The yield on the U.S. 10-year note climbed to 2.99 for the first time since 2014.
In response to rising treasury yields, the dollar rallied at the start of the week.
Tension over trade between the U.S. and China appears to have ebbed. Treasury Secretary Steve Mnuchin said he’s “cautiously optimistic” on reaching an agreement. Furthermore, North Korea pledged to dial back its nuclear ambitions. As a result, bond traders breathed a sigh of relief.
But they must now come to terms with a deepening government bond selloff that has implications for everything from company borrowing costs and the strength of the dollar to investor allocations.
Even so, there is some concern that rising Treasury yields will dampen interest in stocks.

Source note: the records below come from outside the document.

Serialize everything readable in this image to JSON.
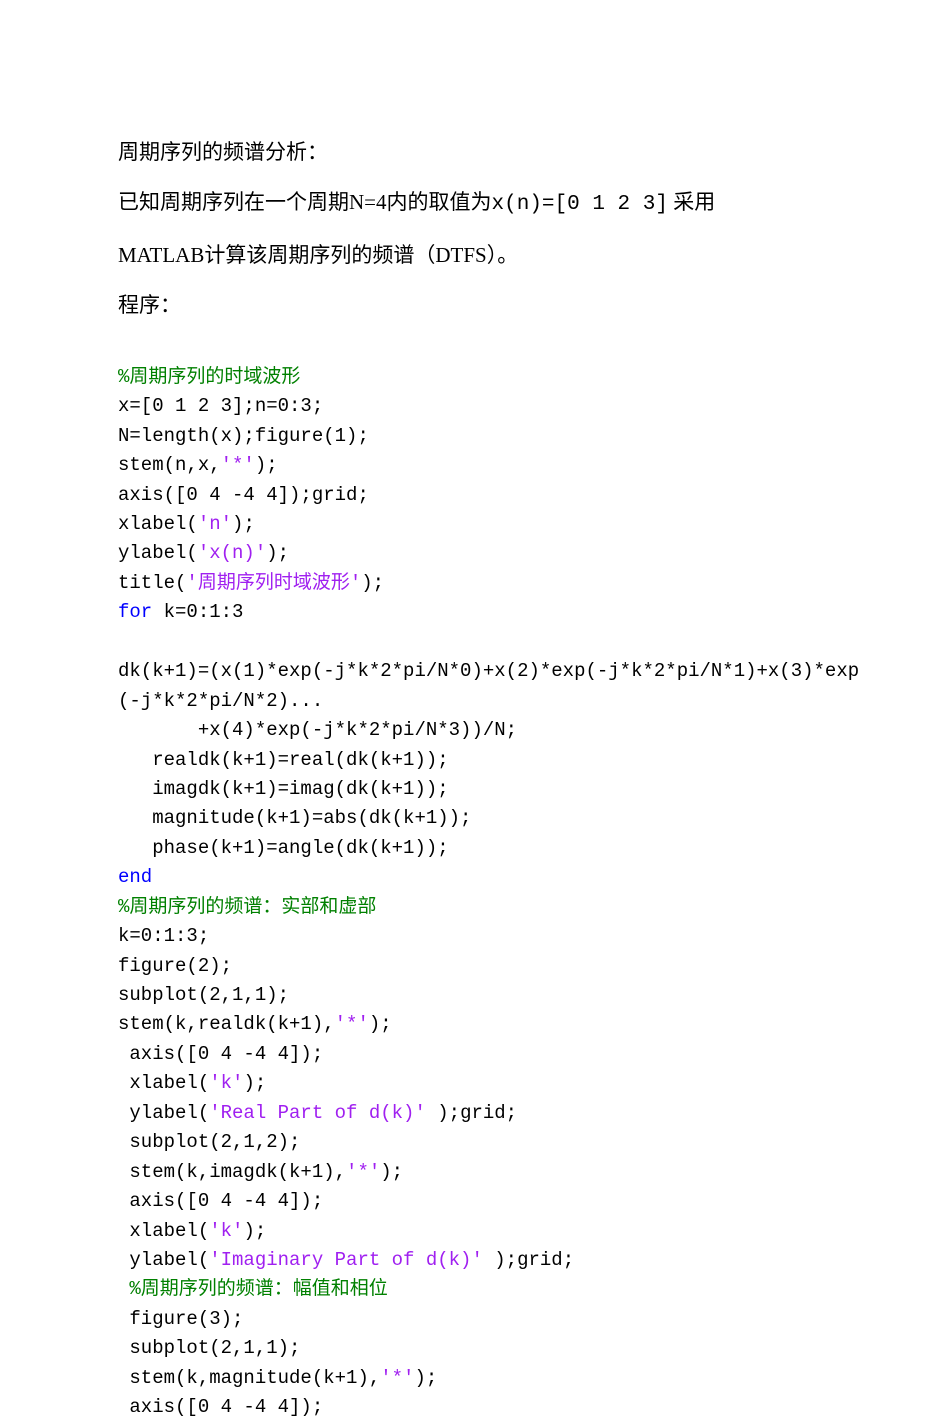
{
  "prose": {
    "p1": "周期序列的频谱分析：",
    "p2_a": "已知周期序列在一个周期N=4内的取值为",
    "p2_b": "x(n)=[0 1 2 3]",
    "p2_c": " 采用",
    "p3": "MATLAB计算该周期序列的频谱（DTFS）。",
    "p4": "程序："
  },
  "code": {
    "c01_comment": "%周期序列的时域波形",
    "c02": "x=[0 1 2 3];n=0:3;",
    "c03": "N=length(x);figure(1);",
    "c04_a": "stem(n,x,",
    "c04_s": "'*'",
    "c04_b": ");",
    "c05": "axis([0 4 -4 4]);grid;",
    "c06_a": "xlabel(",
    "c06_s": "'n'",
    "c06_b": ");",
    "c07_a": "ylabel(",
    "c07_s": "'x(n)'",
    "c07_b": ");",
    "c08_a": "title(",
    "c08_s": "'周期序列时域波形'",
    "c08_b": ");",
    "c09_k": "for",
    "c09_b": " k=0:1:3",
    "c10": "",
    "c11": "dk(k+1)=(x(1)*exp(-j*k*2*pi/N*0)+x(2)*exp(-j*k*2*pi/N*1)+x(3)*exp",
    "c12": "(-j*k*2*pi/N*2)...",
    "c13": "       +x(4)*exp(-j*k*2*pi/N*3))/N;",
    "c14": "   realdk(k+1)=real(dk(k+1));",
    "c15": "   imagdk(k+1)=imag(dk(k+1));",
    "c16": "   magnitude(k+1)=abs(dk(k+1));",
    "c17": "   phase(k+1)=angle(dk(k+1));",
    "c18_k": "end",
    "c19_comment": "%周期序列的频谱：实部和虚部",
    "c20": "k=0:1:3;",
    "c21": "figure(2);",
    "c22": "subplot(2,1,1);",
    "c23_a": "stem(k,realdk(k+1),",
    "c23_s": "'*'",
    "c23_b": ");",
    "c24": " axis([0 4 -4 4]);",
    "c25_a": " xlabel(",
    "c25_s": "'k'",
    "c25_b": ");",
    "c26_a": " ylabel(",
    "c26_s": "'Real Part of d(k)'",
    "c26_b": " );grid;",
    "c27": " subplot(2,1,2);",
    "c28_a": " stem(k,imagdk(k+1),",
    "c28_s": "'*'",
    "c28_b": ");",
    "c29": " axis([0 4 -4 4]);",
    "c30_a": " xlabel(",
    "c30_s": "'k'",
    "c30_b": ");",
    "c31_a": " ylabel(",
    "c31_s": "'Imaginary Part of d(k)'",
    "c31_b": " );grid;",
    "c32_comment": " %周期序列的频谱：幅值和相位",
    "c33": " figure(3);",
    "c34": " subplot(2,1,1);",
    "c35_a": " stem(k,magnitude(k+1),",
    "c35_s": "'*'",
    "c35_b": ");",
    "c36": " axis([0 4 -4 4]);"
  }
}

Cresset Wealth’s Jack Ablin predicts leaping Treasury yields are here to stay.
“I think there’s still a lot to go.” “[The] 10-Year yield has been below fair value for nearly ten years.” This has been due in large part to central bank bond purchasing that’s been going on.

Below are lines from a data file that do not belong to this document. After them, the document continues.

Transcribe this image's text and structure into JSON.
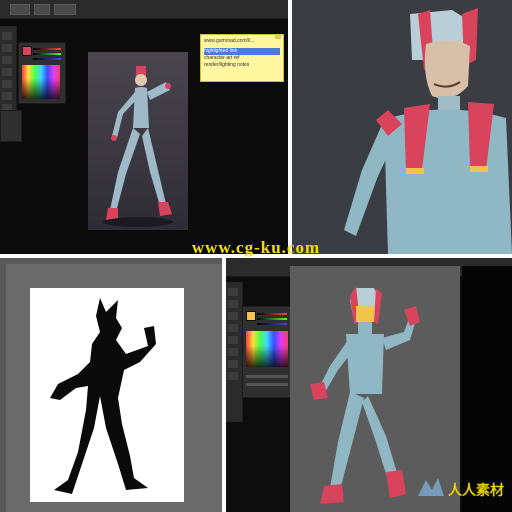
{
  "watermark": "www.cg-ku.com",
  "panel1": {
    "toolbar": {
      "button1": "",
      "button2": "",
      "button3": ""
    },
    "note": {
      "line1": "www.gumroad.com/l/...",
      "line2": "highlighted link",
      "line3": "character-art ref",
      "line4": "render/lighting notes"
    }
  },
  "panel4": {
    "logo_text": "人人素材"
  },
  "colors": {
    "skin": "#8fb8c4",
    "accent": "#d9435b",
    "dark_bg": "#3a3e42",
    "note_yellow": "#fff7a0"
  },
  "icons": [
    "color-spectrum-icon",
    "swatch-icon",
    "tool-icon",
    "logo-icon"
  ]
}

“If you take a look long-term, where the 10-Year typically trades, it matches nominal [economic growth].” “And, the last nominal [growth] number we got in December of last year suggested that the 10-Year Treasury should be about 4.1 [percent] not 2.9.”